Unable to deny the beautiful, exasperating Keira—or their simmering passion—Declan reluctantly agrees. But neither is prepared for the dangerous stranger who threatens to reveal Keira’s lies…and Declan knows he must protect Keira at all costs, for she is the woman who now owns his heart.
Scandalous Desires by Elizabeth Hoyt
Can a pirate learn that the only true treasure lies in a woman’s heart?
Widowed Silence Hollingbrook is impoverished, lovely, and kind—and nine months ago she made a horrible mistake. She went to a river pirate for help in saving her husband and in the process made a bargain that cost her her marriage. That night wounded her so terribly that she hides in the foundling home she helps run with her brother. Except now that same river pirate is back . . . and he’s asking for her help.
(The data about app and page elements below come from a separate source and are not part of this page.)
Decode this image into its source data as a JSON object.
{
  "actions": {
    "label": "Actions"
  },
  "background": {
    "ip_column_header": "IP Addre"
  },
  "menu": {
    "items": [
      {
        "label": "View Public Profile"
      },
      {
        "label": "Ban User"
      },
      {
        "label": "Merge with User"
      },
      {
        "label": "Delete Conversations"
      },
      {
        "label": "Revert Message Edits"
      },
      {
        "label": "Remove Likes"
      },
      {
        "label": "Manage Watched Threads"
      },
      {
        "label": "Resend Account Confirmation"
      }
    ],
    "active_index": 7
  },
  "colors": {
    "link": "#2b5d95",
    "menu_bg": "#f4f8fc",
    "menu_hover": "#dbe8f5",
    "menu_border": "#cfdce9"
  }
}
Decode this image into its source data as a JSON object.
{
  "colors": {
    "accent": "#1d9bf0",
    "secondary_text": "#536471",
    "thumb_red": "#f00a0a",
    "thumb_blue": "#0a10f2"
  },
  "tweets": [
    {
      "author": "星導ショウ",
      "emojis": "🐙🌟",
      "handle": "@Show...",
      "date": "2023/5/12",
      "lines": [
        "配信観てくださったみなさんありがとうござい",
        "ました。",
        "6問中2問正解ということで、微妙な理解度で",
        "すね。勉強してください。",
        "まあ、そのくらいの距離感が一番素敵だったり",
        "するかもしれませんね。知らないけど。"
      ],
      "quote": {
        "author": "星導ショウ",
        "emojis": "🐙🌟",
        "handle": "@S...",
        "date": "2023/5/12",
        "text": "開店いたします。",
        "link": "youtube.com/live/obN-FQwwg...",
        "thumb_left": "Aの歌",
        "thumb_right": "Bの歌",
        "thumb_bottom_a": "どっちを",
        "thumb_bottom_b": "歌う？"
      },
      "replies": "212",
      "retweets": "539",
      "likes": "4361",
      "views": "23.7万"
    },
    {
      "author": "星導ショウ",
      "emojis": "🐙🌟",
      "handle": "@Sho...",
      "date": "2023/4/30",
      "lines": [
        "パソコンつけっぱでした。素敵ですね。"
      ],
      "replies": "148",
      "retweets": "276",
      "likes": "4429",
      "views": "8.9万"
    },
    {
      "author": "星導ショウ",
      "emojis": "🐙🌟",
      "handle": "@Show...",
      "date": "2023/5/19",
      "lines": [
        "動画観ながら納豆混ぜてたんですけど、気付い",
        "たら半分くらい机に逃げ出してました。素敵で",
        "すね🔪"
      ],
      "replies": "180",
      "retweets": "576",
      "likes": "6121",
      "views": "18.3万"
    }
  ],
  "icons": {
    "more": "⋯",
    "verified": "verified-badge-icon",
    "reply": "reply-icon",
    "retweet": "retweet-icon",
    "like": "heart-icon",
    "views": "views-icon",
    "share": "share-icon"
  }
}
“Charming” Mickey O’Connor is the most ruthless river pirate in London. Devastatingly handsome and fearsomely intelligent, he clawed his way up through London’s criminal underworld. Mickey has no use for tender emotions like compassion and love, and he sees people as pawns to be manipulated. And yet he’s never been able to forget the naive captain’s wife who came to him for help—and spent one memorable night in his bed . . . talking.
When his bastard baby girl was dumped in his lap—her mother having died—Mickey couldn’t resist the Machiavellian urge to leave the baby on Silence’s doorstep. The baby would be hidden from his enemies and he’d also bind Silence to him by her love for his daughter.
The Queen’s Christmas Summons by Amanda McCabe
“Royal courts are glittering places. But there can be many dangers there.”
The words of Juan, the shipwrecked Spanish sailor Lady Alys Drury nursed back to health, echo in her mind as she puts on another courtly smile.
Then Alys locks eyes with a handsome man amid the splendor of Queen Elizabeth’s Christmas court—Juan is posing as courtier John Huntley! Alys is hurt at Juan’s deception until she learns he’s an undercover spy for the crown… Amid the murky machinations of the court, can true love still conquer all?
And finally, how could I possibly do a post all about my favourite Irish thing’s without some Irish glorious eye-candy?
Well, you go! I hope you enjoyed my hop, jump and skip through my favourite Irish thing’s, as always you are more then welcome to share what you love about Ireland, is there a certain place you love? A Irish Hottie, that you adore? A favourite film or tv show? Let me know, if your on Twitter and Facebook your can share pictures or gif’s of your favourite Irish thing, place or person.
Until I next feel the need to babble, Happy St. Patrick’s Day!